    I read reams of research, and even authored several books and journal articles to share the success stories I was observing with my own patients, many of whom were transcending the kind of improvements I had only hoped and prayed for. As I watched those tears of joy and enjoyed hugs from my patients and their family members, it was obvious that we were onto something . . . something big! I didn't realize it, but in the future I would become a metabolic cardiologist.

    A few years later I started using L-carnitine and was truly amazed at how this combination of two nutraceuticals (coenzyme Q10 and L-carnitine) provided an even bigger quality of life boost for people. Frankly, when I look back I don't know how I ever practiced cardiovascular medicine without them. Now it's unthinkable not to recommend them to my patients with heart failure, arrhythmia, angina and hypertension. Knowing what I know now, withholding information about these nutraceuticals would be tantamount to malpractice for me.

    It was a new beginning in my practice of medicine to be able to offer my patients alternative therapies that were safe and efficient-and that truly worked. Because nutrition had not been a part of the curriculum when I went to medical school, I had to make time to study it at great length, but my physician colleagues were often skeptical that I knew what I was talking about. So to be sure that I was qualified, I dug in, learned more and took the board examination given by the American College of Nutrition (ACN). I studied for two years, passed the exam and added CNS (Certified Nutrition Specialist) to my credentials.

    In the 1990s I was recommending nutraceuticals to support the mitochondrial defense system in the cell. You may recall from high school biology that the mitochondria is nicknamed the "powerhouse of the cell" because it's primary function is to generate ATP, that complex energy substrate generated by the Krebs cycle (a long chemical process I hope you never had to memorize for a test question.) I serendipitously came to learn that preserving the mitochondrial adenosine triphosphate in our precious heart cells was really the answer in sustaining the pulsation of cells and life itself.

    I learned that pulsation in the body is the key to vibrancy and life itself in my bioenergetic training for certification. Even prehistoric man knew that life depended upon the pulsating heart. Another light bulb went off! I realized that the health of the heart cell's mitochondria was the key to pulsation and contraction. I became driven to devote my energies to studying the relationships among mitochondria, the heart and cardiological diseases.

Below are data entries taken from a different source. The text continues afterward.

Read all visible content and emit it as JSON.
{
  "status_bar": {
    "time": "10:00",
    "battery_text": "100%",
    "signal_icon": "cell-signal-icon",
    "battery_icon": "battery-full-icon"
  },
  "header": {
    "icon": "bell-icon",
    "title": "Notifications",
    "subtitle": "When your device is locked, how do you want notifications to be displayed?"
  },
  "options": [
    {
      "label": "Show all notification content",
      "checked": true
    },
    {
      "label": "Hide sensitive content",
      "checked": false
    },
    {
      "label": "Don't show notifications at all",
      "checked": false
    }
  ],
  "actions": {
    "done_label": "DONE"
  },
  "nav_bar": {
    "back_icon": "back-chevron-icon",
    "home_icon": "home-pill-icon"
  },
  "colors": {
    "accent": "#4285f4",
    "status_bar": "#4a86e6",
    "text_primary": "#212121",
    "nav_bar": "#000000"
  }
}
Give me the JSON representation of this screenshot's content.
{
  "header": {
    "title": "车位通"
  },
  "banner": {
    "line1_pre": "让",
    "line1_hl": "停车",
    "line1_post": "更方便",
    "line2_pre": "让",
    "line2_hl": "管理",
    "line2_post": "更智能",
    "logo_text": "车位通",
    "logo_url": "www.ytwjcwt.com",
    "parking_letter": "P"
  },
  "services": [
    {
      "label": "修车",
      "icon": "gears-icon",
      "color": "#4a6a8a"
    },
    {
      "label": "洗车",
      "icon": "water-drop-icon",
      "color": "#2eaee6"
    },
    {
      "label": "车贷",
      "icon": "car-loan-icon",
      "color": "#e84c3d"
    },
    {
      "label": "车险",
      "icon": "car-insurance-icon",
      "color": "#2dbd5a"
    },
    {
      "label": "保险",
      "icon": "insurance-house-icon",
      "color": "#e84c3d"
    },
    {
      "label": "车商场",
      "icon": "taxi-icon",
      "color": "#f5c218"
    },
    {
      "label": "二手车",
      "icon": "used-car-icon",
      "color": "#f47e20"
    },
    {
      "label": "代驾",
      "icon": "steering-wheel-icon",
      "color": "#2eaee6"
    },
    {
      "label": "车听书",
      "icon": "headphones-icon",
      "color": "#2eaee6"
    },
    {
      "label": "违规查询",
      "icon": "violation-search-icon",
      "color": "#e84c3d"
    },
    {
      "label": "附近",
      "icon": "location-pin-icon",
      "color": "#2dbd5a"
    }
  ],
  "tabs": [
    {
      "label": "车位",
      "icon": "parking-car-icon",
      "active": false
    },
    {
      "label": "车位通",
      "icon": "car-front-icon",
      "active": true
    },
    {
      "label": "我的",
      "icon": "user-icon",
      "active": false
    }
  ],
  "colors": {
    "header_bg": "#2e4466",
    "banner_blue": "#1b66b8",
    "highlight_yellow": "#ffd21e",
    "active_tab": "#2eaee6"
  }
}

    This complex relationship is the essence of metabolic cardiology.

    In 2002 I met Dr. James Roberts at a conference in Las Vegas and listened to his research on the utilization of D-ribose in the cardiac patient. D-ribose is a five-sided sugar that is the missing link in energy transformation. I was truly amazed by Dr. Roberts' presentation and we have become colleagues over the past few years. I have such a genuine respect for Dr. Roberts that I asked him to write the introduction to my book. A well-credentialed integrative cardiologist himself, Dr. Roberts knows the vital importance of D-ribose in providing and sustaining energy, particularly in hearts that are compromised.

    After using D-ribose dozens and dozens of times and becoming convinced of its efficacy, I wrote a newsletter article about it in my "Sinatra Health Report." I wanted to give this new and vital information to my 50,000-plus subscribers describing the emerging field I call "Metabolic Cardiology."

    As my knowledge and experience evolved, I came to realize that when you treat the mitochondria and nurture the heart on a cellular level, then you can improve the health of the whole organism. The study of mitochondrial energy and pharmacokinetics became such a passion that I wanted to write this book to get this life-saving information out to more and more people.